» Task
Exactly as written, print every line of the listing below and omit its pictures.
*** Block opens ***
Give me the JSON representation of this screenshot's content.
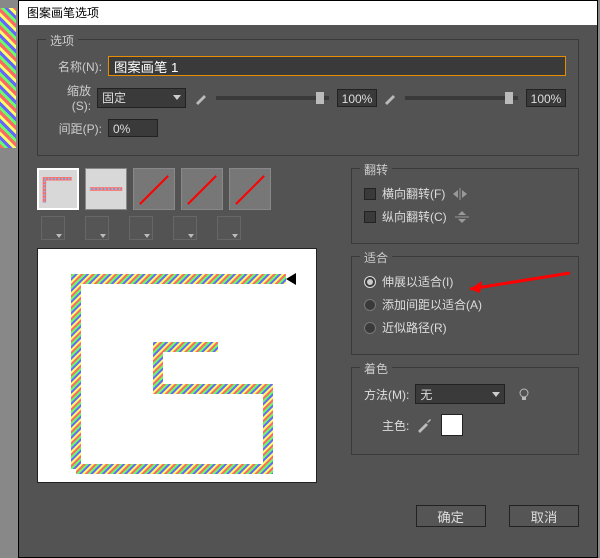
{
  "window_title": "图案画笔选项",
  "section_options": "选项",
  "name_label": "名称(N):",
  "name_value": "图案画笔 1",
  "scale_label": "缩放(S):",
  "scale_mode": "固定",
  "scale_value1": "100%",
  "scale_value2": "100%",
  "spacing_label": "间距(P):",
  "spacing_value": "0%",
  "flip": {
    "legend": "翻转",
    "h": "横向翻转(F)",
    "v": "纵向翻转(C)"
  },
  "fit": {
    "legend": "适合",
    "stretch": "伸展以适合(I)",
    "space": "添加间距以适合(A)",
    "approx": "近似路径(R)"
  },
  "color": {
    "legend": "着色",
    "method_label": "方法(M):",
    "method_value": "无",
    "main_label": "主色:"
  },
  "buttons": {
    "ok": "确定",
    "cancel": "取消"
  }
}
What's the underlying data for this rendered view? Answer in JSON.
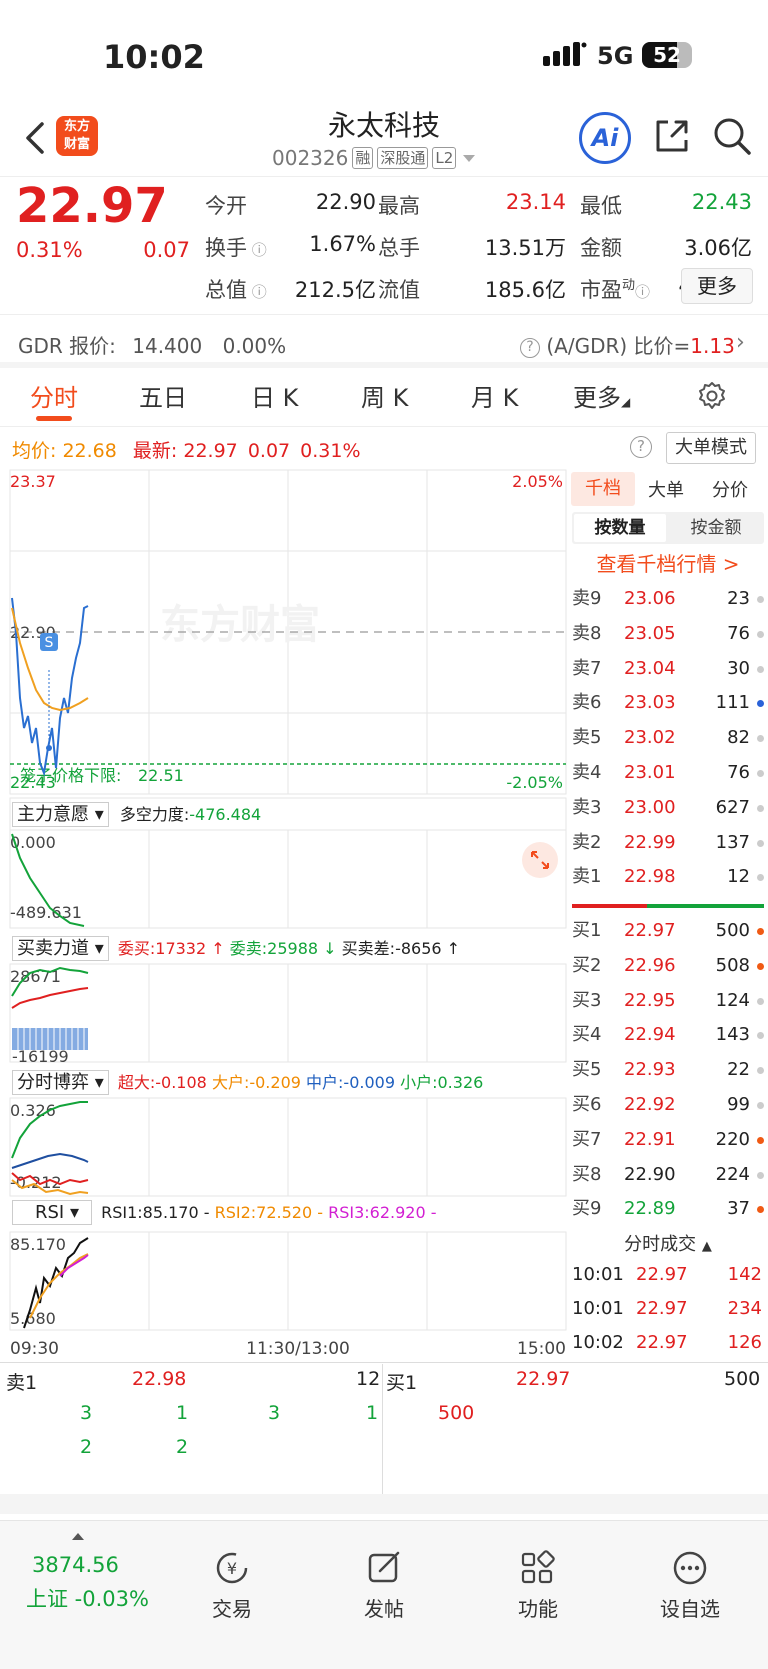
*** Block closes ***
» Written answer
Give me the JSON representation of this screenshot's content.
{
  "window_title": "图案画笔选项",
  "section_options": "选项",
  "name_label": "名称(N):",
  "name_value": "图案画笔 1",
  "scale_label": "缩放(S):",
  "scale_mode": "固定",
  "scale_value1": "100%",
  "scale_value2": "100%",
  "spacing_label": "间距(P):",
  "spacing_value": "0%",
  "flip": {
    "legend": "翻转",
    "h": "横向翻转(F)",
    "v": "纵向翻转(C)"
  },
  "fit": {
    "legend": "适合",
    "stretch": "伸展以适合(I)",
    "space": "添加间距以适合(A)",
    "approx": "近似路径(R)"
  },
  "color": {
    "legend": "着色",
    "method_label": "方法(M):",
    "method_value": "无",
    "main_label": "主色:"
  },
  "buttons": {
    "ok": "确定",
    "cancel": "取消"
  }
}
What's the underlying data for this rendered view? Answer in JSON.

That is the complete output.